_Task requirements_
What is needed here is every line of the records that includes "Compiling".

Exercise data: Begin

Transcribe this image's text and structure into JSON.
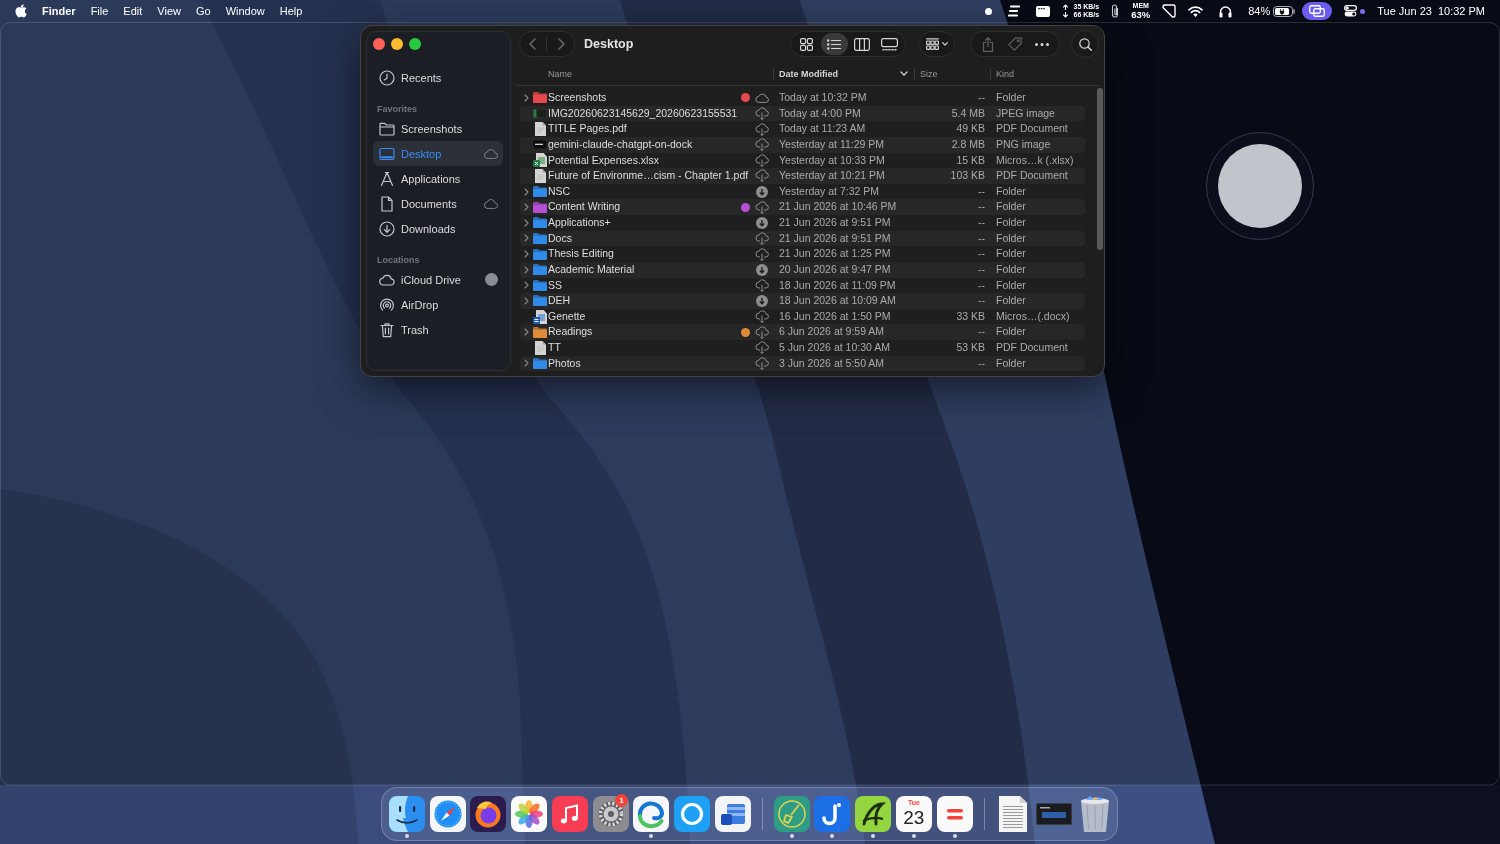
{
  "menu_bar": {
    "menus": [
      {
        "label": "Finder",
        "kind": "app"
      },
      {
        "label": "File",
        "kind": "menu"
      },
      {
        "label": "Edit",
        "kind": "menu"
      },
      {
        "label": "View",
        "kind": "menu"
      },
      {
        "label": "Go",
        "kind": "menu"
      },
      {
        "label": "Window",
        "kind": "menu"
      },
      {
        "label": "Help",
        "kind": "menu"
      }
    ],
    "status": {
      "network": {
        "upload": "35 KB/s",
        "download": "66 KB/s"
      },
      "memory": {
        "label": "MEM",
        "value": "63%"
      },
      "battery": {
        "percent": "84%",
        "charging": true
      },
      "mirroring": {
        "active": true
      },
      "date": "Tue Jun 23",
      "time": "10:32 PM"
    }
  },
  "window": {
    "title": "Desktop",
    "view_modes": [
      {
        "kind": "icons",
        "selected": false
      },
      {
        "kind": "list",
        "selected": true
      },
      {
        "kind": "columns",
        "selected": false
      },
      {
        "kind": "gallery",
        "selected": false
      }
    ]
  },
  "sidebar": {
    "sections": [
      {
        "items": [
          {
            "label": "Recents",
            "kind": "recents",
            "selected": false
          }
        ]
      },
      {
        "header": "Favorites",
        "items": [
          {
            "label": "Screenshots",
            "kind": "folder",
            "selected": false
          },
          {
            "label": "Desktop",
            "kind": "desktop",
            "selected": true,
            "badge": {
              "kind": "cloud"
            }
          },
          {
            "label": "Applications",
            "kind": "applications",
            "selected": false
          },
          {
            "label": "Documents",
            "kind": "documents",
            "selected": false,
            "badge": {
              "kind": "cloud"
            }
          },
          {
            "label": "Downloads",
            "kind": "downloads",
            "selected": false
          }
        ]
      },
      {
        "header": "Locations",
        "items": [
          {
            "label": "iCloud Drive",
            "kind": "icloud",
            "selected": false,
            "badge": {
              "kind": "progress"
            }
          },
          {
            "label": "AirDrop",
            "kind": "airdrop",
            "selected": false
          },
          {
            "label": "Trash",
            "kind": "trash",
            "selected": false
          }
        ]
      }
    ]
  },
  "table": {
    "columns": [
      {
        "label": "Name",
        "sorted": false
      },
      {
        "label": "Date Modified",
        "sorted": true
      },
      {
        "label": "Size",
        "sorted": false
      },
      {
        "label": "Kind",
        "sorted": false
      }
    ],
    "rows": [
      {
        "name": "Screenshots",
        "kind": "folder",
        "color": "#e5484d",
        "sync": {
          "kind": "cloud"
        },
        "date": "Today at 10:32 PM",
        "size": "--",
        "file_type": "Folder"
      },
      {
        "name": "IMG20260623145629_20260623155531",
        "kind": "photo",
        "sync": {
          "kind": "download"
        },
        "date": "Today at 4:00 PM",
        "size": "5.4 MB",
        "file_type": "JPEG image"
      },
      {
        "name": "TITLE Pages.pdf",
        "kind": "document",
        "sync": {
          "kind": "download"
        },
        "date": "Today at 11:23 AM",
        "size": "49 KB",
        "file_type": "PDF Document"
      },
      {
        "name": "gemini-claude-chatgpt-on-dock",
        "kind": "screenshot",
        "sync": {
          "kind": "download"
        },
        "date": "Yesterday at 11:29 PM",
        "size": "2.8 MB",
        "file_type": "PNG image"
      },
      {
        "name": "Potential Expenses.xlsx",
        "kind": "spreadsheet",
        "sync": {
          "kind": "download"
        },
        "date": "Yesterday at 10:33 PM",
        "size": "15 KB",
        "file_type": "Micros…k (.xlsx)"
      },
      {
        "name": "Future of Environme…cism - Chapter 1.pdf",
        "kind": "document",
        "sync": {
          "kind": "download"
        },
        "date": "Yesterday at 10:21 PM",
        "size": "103 KB",
        "file_type": "PDF Document"
      },
      {
        "name": "NSC",
        "kind": "folder",
        "sync": {
          "kind": "queued"
        },
        "date": "Yesterday at 7:32 PM",
        "size": "--",
        "file_type": "Folder"
      },
      {
        "name": "Content Writing",
        "kind": "folder",
        "color": "#b84fd8",
        "sync": {
          "kind": "download"
        },
        "date": "21 Jun 2026 at 10:46 PM",
        "size": "--",
        "file_type": "Folder"
      },
      {
        "name": "Applications+",
        "kind": "folder",
        "sync": {
          "kind": "queued"
        },
        "date": "21 Jun 2026 at 9:51 PM",
        "size": "--",
        "file_type": "Folder"
      },
      {
        "name": "Docs",
        "kind": "folder",
        "sync": {
          "kind": "download"
        },
        "date": "21 Jun 2026 at 9:51 PM",
        "size": "--",
        "file_type": "Folder"
      },
      {
        "name": "Thesis Editing",
        "kind": "folder",
        "sync": {
          "kind": "download"
        },
        "date": "21 Jun 2026 at 1:25 PM",
        "size": "--",
        "file_type": "Folder"
      },
      {
        "name": "Academic Material",
        "kind": "folder",
        "sync": {
          "kind": "queued"
        },
        "date": "20 Jun 2026 at 9:47 PM",
        "size": "--",
        "file_type": "Folder"
      },
      {
        "name": "SS",
        "kind": "folder",
        "sync": {
          "kind": "download"
        },
        "date": "18 Jun 2026 at 11:09 PM",
        "size": "--",
        "file_type": "Folder"
      },
      {
        "name": "DEH",
        "kind": "folder",
        "sync": {
          "kind": "queued"
        },
        "date": "18 Jun 2026 at 10:09 AM",
        "size": "--",
        "file_type": "Folder"
      },
      {
        "name": "Genette",
        "kind": "word",
        "sync": {
          "kind": "download"
        },
        "date": "16 Jun 2026 at 1:50 PM",
        "size": "33 KB",
        "file_type": "Micros…(.docx)"
      },
      {
        "name": "Readings",
        "kind": "folder",
        "color": "#e08a3c",
        "sync": {
          "kind": "download"
        },
        "date": "6 Jun 2026 at 9:59 AM",
        "size": "--",
        "file_type": "Folder"
      },
      {
        "name": "TT",
        "kind": "document",
        "sync": {
          "kind": "download"
        },
        "date": "5 Jun 2026 at 10:30 AM",
        "size": "53 KB",
        "file_type": "PDF Document"
      },
      {
        "name": "Photos",
        "kind": "folder",
        "sync": {
          "kind": "download"
        },
        "date": "3 Jun 2026 at 5:50 AM",
        "size": "--",
        "file_type": "Folder"
      }
    ]
  },
  "dock": {
    "sections": [
      {
        "items": [
          {
            "kind": "face",
            "running": true
          },
          {
            "kind": "compass",
            "running": false
          },
          {
            "kind": "fox",
            "running": false
          },
          {
            "kind": "flower",
            "running": false
          },
          {
            "kind": "note",
            "running": false
          },
          {
            "kind": "gear",
            "running": false,
            "badge": "1"
          },
          {
            "kind": "swirl",
            "running": true
          },
          {
            "kind": "ring",
            "running": false
          },
          {
            "kind": "pages",
            "running": false
          }
        ]
      },
      {
        "items": [
          {
            "kind": "broom",
            "running": true
          },
          {
            "kind": "hook",
            "running": true
          },
          {
            "kind": "swoosh",
            "running": true
          },
          {
            "kind": "calendar",
            "running": true,
            "weekday": "Tue",
            "day": "23"
          },
          {
            "kind": "equals",
            "running": true
          }
        ]
      },
      {
        "items": [
          {
            "kind": "page",
            "running": false
          },
          {
            "kind": "screenshot",
            "running": false
          },
          {
            "kind": "trash",
            "running": false
          }
        ]
      }
    ]
  }
}
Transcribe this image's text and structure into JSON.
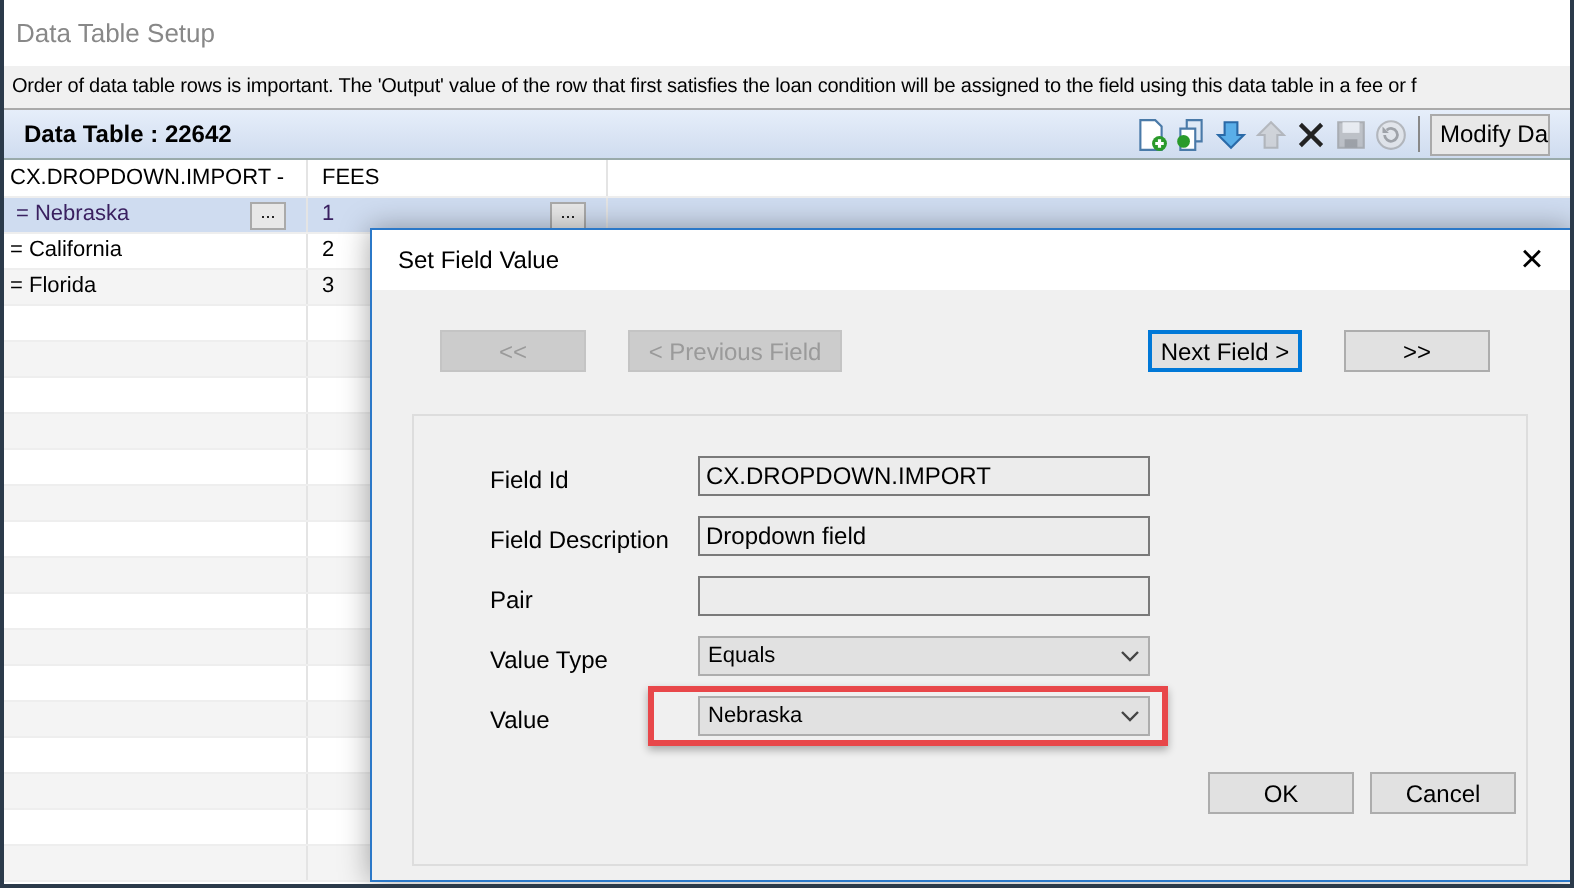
{
  "window": {
    "title": "Data Table Setup"
  },
  "info_bar": {
    "text": "Order of data table rows is important. The 'Output' value of the row that first satisfies the loan condition will be assigned to the field using this data table in a fee or f"
  },
  "toolbar": {
    "title": "Data Table : 22642",
    "tools": [
      {
        "kind": "add"
      },
      {
        "kind": "copy"
      },
      {
        "kind": "down"
      },
      {
        "kind": "up",
        "disabled": true
      },
      {
        "kind": "delete"
      },
      {
        "kind": "save",
        "disabled": true
      },
      {
        "kind": "reset",
        "disabled": true
      }
    ],
    "button": "Modify Da"
  },
  "table": {
    "columns": [
      "CX.DROPDOWN.IMPORT -",
      "FEES"
    ],
    "rows": [
      {
        "cells": [
          "= Nebraska",
          "1"
        ],
        "selected": true,
        "cell_button": "..."
      },
      {
        "cells": [
          "= California",
          "2"
        ],
        "selected": false
      },
      {
        "cells": [
          "= Florida",
          "3"
        ],
        "selected": false
      }
    ]
  },
  "dialog": {
    "title": "Set Field Value",
    "close": "×",
    "nav_buttons": [
      {
        "label": "<<",
        "disabled": true,
        "focused": false
      },
      {
        "label": "< Previous Field",
        "disabled": true,
        "focused": false
      },
      {
        "label": "Next Field >",
        "disabled": false,
        "focused": true
      },
      {
        "label": ">>",
        "disabled": false,
        "focused": false
      }
    ],
    "fields": [
      {
        "label": "Field Id",
        "kind": "text",
        "value": "CX.DROPDOWN.IMPORT",
        "highlighted": false
      },
      {
        "label": "Field Description",
        "kind": "text",
        "value": "Dropdown field",
        "highlighted": false
      },
      {
        "label": "Pair",
        "kind": "text",
        "highlighted": false
      },
      {
        "label": "Value Type",
        "kind": "dropdown",
        "value": "Equals",
        "highlighted": false
      },
      {
        "label": "Value",
        "kind": "dropdown",
        "value": "Nebraska",
        "highlighted": true
      }
    ],
    "buttons": [
      "OK",
      "Cancel"
    ]
  }
}
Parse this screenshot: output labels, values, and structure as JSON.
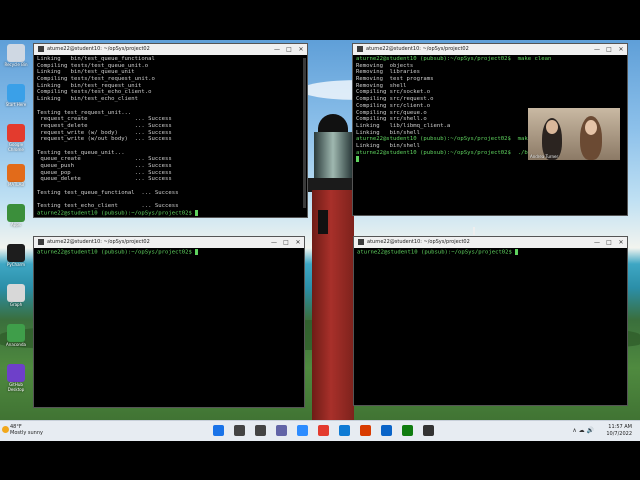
{
  "desktop_icons": [
    {
      "label": "Recycle Bin",
      "icon": "recycle-bin-icon",
      "color": "#cfd8e3"
    },
    {
      "label": "Start Here",
      "icon": "windows-app-icon",
      "color": "#3aa0e8"
    },
    {
      "label": "Google Chrome",
      "icon": "chrome-icon",
      "color": "#e33b2e"
    },
    {
      "label": "MATLAB",
      "icon": "matlab-icon",
      "color": "#e26b1a"
    },
    {
      "label": "Apps",
      "icon": "apps-icon",
      "color": "#3b8f3b"
    },
    {
      "label": "PyCharm",
      "icon": "pycharm-icon",
      "color": "#1d1d1d"
    },
    {
      "label": "Graph",
      "icon": "graph-icon",
      "color": "#d8d8d8"
    },
    {
      "label": "Anaconda",
      "icon": "anaconda-icon",
      "color": "#3f9e4a"
    },
    {
      "label": "GitHub Desktop",
      "icon": "github-icon",
      "color": "#6e40c9"
    }
  ],
  "terminals": [
    {
      "title": "aturne22@student10: ~/opSys/project02",
      "lines": [
        "Linking   bin/test_queue_functional",
        "Compiling tests/test_queue_unit.o",
        "Linking   bin/test_queue_unit",
        "Compiling tests/test_request_unit.o",
        "Linking   bin/test_request_unit",
        "Compiling tests/test_echo_client.o",
        "Linking   bin/test_echo_client",
        "",
        "Testing test_request_unit...",
        " request_create              ... Success",
        " request_delete              ... Success",
        " request_write (w/ body)     ... Success",
        " request_write (w/out body)  ... Success",
        "",
        "Testing test_queue_unit...",
        " queue_create                ... Success",
        " queue_push                  ... Success",
        " queue_pop                   ... Success",
        " queue_delete                ... Success",
        "",
        "Testing test_queue_functional  ... Success",
        "",
        "Testing test_echo_client       ... Success"
      ],
      "prompt": "aturne22@student10 (pubsub):~/opSys/project02$"
    },
    {
      "title": "aturne22@student10: ~/opSys/project02",
      "lines": [
        "aturne22@student10 (pubsub):~/opSys/project02$  make clean",
        "Removing  objects",
        "Removing  libraries",
        "Removing  test programs",
        "Removing  shell",
        "Compiling src/socket.o",
        "Compiling src/request.o",
        "Compiling src/client.o",
        "Compiling src/queue.o",
        "Compiling src/shell.o",
        "Linking   lib/libmq_client.a",
        "Linking   bin/shell",
        "aturne22@student10 (pubsub):~/opSys/project02$  make bin/shell",
        "Linking   bin/shell",
        "aturne22@student10 (pubsub):~/opSys/project02$  ./bin/mq_server.py --port=9457"
      ],
      "prompt": ""
    },
    {
      "title": "aturne22@student10: ~/opSys/project02",
      "lines": [],
      "prompt": "aturne22@student10 (pubsub):~/opSys/project02$"
    },
    {
      "title": "aturne22@student10: ~/opSys/project02",
      "lines": [],
      "prompt": "aturne22@student10 (pubsub):~/opSys/project02$"
    }
  ],
  "window_controls": {
    "minimize": "—",
    "maximize": "□",
    "close": "✕"
  },
  "video": {
    "label": "Andrea Turner"
  },
  "taskbar": {
    "weather_temp": "48°F",
    "weather_desc": "Mostly sunny",
    "time": "11:57 AM",
    "date": "10/7/2022",
    "tray": "∧  ☁  🔊",
    "apps": [
      {
        "icon": "windows-start-icon",
        "color": "#1a73e8"
      },
      {
        "icon": "search-icon",
        "color": "#444444"
      },
      {
        "icon": "task-view-icon",
        "color": "#444444"
      },
      {
        "icon": "teams-chat-icon",
        "color": "#6264a7"
      },
      {
        "icon": "zoom-icon",
        "color": "#2d8cff"
      },
      {
        "icon": "chrome-icon",
        "color": "#e33b2e"
      },
      {
        "icon": "edge-icon",
        "color": "#0f7bd4"
      },
      {
        "icon": "office-icon",
        "color": "#d83b01"
      },
      {
        "icon": "outlook-icon",
        "color": "#0a64c8"
      },
      {
        "icon": "xbox-icon",
        "color": "#107c10"
      },
      {
        "icon": "terminal-icon",
        "color": "#333333"
      }
    ]
  }
}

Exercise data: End

_Task output_
        "Compiling tests/test_queue_unit.o",
        "Compiling tests/test_request_unit.o",
        "Compiling tests/test_echo_client.o",
        "Compiling src/socket.o",
        "Compiling src/request.o",
        "Compiling src/client.o",
        "Compiling src/queue.o",
        "Compiling src/shell.o",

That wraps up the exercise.